      RadioMan86 7 years ago

      Both conviction and forgiveness are both incredibly important and necessary to understand His suffering. Well written.

    • USMCwifey09 profile image

      USMCwifey09 7 years ago

      Going with what you said, it's always interesting hearing people say that it's easier to forgive others than to forgive yourself. How sad that too many times it prevents anyone from experiencing said closeness. I agree, and thank you for your comment!

    • ru blog profile image

      ru blog 7 years ago from Anchorage, Alaska

      Forgiveness of self, true forgiveness, is the closest thing to Godliness we have.
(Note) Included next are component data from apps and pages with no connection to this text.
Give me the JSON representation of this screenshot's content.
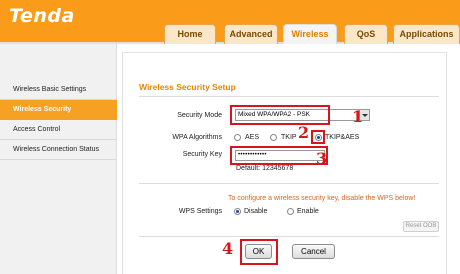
{
  "brand": {
    "logo": "Tenda"
  },
  "tabs": [
    {
      "label": "Home"
    },
    {
      "label": "Advanced"
    },
    {
      "label": "Wireless",
      "active": true
    },
    {
      "label": "QoS"
    },
    {
      "label": "Applications"
    }
  ],
  "sidebar": {
    "items": [
      {
        "label": "Wireless Basic Settings"
      },
      {
        "label": "Wireless Security",
        "active": true
      },
      {
        "label": "Access Control"
      },
      {
        "label": "Wireless Connection Status"
      }
    ]
  },
  "form": {
    "title": "Wireless Security Setup",
    "security_mode_label": "Security Mode",
    "security_mode_value": "Mixed WPA/WPA2 - PSK",
    "wpa_algorithms_label": "WPA Algorithms",
    "algorithms": [
      {
        "label": "AES",
        "selected": false
      },
      {
        "label": "TKIP",
        "selected": false
      },
      {
        "label": "TKIP&AES",
        "selected": true
      }
    ],
    "security_key_label": "Security Key",
    "security_key_value": "••••••••••••",
    "default_key_text": "Default: 12345678",
    "wps_info": "To configure a wireless security key, disable the WPS below!",
    "wps_settings_label": "WPS Settings",
    "wps_options": [
      {
        "label": "Disable",
        "selected": true
      },
      {
        "label": "Enable",
        "selected": false
      }
    ],
    "reset_oob_label": "Reset OOB",
    "ok_label": "OK",
    "cancel_label": "Cancel"
  },
  "annotations": {
    "n1": "1",
    "n2": "2",
    "n3": "3",
    "n4": "4"
  },
  "colors": {
    "brand_orange": "#fa9c1a",
    "active_nav": "#f6a024",
    "title_orange": "#e08800",
    "annotation_red": "#d8141c",
    "info_text": "#d2691e"
  }
}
For true forgiveness only comes with humility. It took most of my life to realize the difference between humility and humiliation. There is honor in humility, and disgrace in humiliation.

      Your blog reminded me of just that. Thank you.... Also, you write well.